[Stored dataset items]
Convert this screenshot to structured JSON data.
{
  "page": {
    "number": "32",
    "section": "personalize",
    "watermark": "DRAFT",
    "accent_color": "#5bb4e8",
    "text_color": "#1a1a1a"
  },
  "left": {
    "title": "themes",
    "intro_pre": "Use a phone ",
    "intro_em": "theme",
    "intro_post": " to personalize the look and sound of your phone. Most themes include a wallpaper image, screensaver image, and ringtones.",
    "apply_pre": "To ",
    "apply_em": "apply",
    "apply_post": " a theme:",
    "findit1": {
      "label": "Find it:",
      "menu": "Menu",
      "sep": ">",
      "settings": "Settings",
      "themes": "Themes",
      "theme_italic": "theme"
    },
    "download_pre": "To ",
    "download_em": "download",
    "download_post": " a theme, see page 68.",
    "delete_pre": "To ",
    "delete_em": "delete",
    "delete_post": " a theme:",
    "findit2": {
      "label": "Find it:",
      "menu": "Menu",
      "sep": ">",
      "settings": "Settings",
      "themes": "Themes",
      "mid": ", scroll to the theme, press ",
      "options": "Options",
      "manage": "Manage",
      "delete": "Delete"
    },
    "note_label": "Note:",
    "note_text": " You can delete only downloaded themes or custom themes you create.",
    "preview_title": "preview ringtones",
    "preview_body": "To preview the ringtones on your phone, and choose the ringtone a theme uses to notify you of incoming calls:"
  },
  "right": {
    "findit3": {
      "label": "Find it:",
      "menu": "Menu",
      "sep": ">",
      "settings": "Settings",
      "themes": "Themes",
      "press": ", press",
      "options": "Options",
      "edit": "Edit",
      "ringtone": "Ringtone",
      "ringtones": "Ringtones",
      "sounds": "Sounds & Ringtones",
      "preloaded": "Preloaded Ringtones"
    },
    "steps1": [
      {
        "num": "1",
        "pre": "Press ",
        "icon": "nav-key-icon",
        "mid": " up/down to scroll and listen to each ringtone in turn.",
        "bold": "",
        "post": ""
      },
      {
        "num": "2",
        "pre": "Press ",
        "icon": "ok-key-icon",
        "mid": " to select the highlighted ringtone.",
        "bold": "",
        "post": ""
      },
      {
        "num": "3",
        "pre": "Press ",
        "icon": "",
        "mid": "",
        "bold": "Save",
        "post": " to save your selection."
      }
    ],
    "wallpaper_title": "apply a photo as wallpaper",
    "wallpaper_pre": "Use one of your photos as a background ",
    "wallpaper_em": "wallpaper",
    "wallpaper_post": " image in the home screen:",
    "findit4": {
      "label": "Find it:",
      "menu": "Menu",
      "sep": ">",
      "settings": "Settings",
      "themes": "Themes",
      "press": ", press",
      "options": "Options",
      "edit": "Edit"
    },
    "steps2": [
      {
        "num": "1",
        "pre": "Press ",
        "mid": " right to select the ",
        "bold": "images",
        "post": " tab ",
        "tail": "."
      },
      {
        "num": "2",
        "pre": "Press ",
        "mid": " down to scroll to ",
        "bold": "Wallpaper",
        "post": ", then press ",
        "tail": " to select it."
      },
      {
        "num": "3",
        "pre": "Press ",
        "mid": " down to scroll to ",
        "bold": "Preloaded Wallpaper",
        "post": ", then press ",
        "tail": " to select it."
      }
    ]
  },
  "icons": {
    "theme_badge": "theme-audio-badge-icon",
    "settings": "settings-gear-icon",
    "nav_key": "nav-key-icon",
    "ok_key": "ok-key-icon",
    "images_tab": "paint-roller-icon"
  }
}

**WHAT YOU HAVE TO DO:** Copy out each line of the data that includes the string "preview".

**SOLVED EXERCISE:**
    "preview_title": "preview ringtones",
    "preview_body": "To preview the ringtones on your phone, and choose the ringtone a theme uses to notify you of incoming calls:"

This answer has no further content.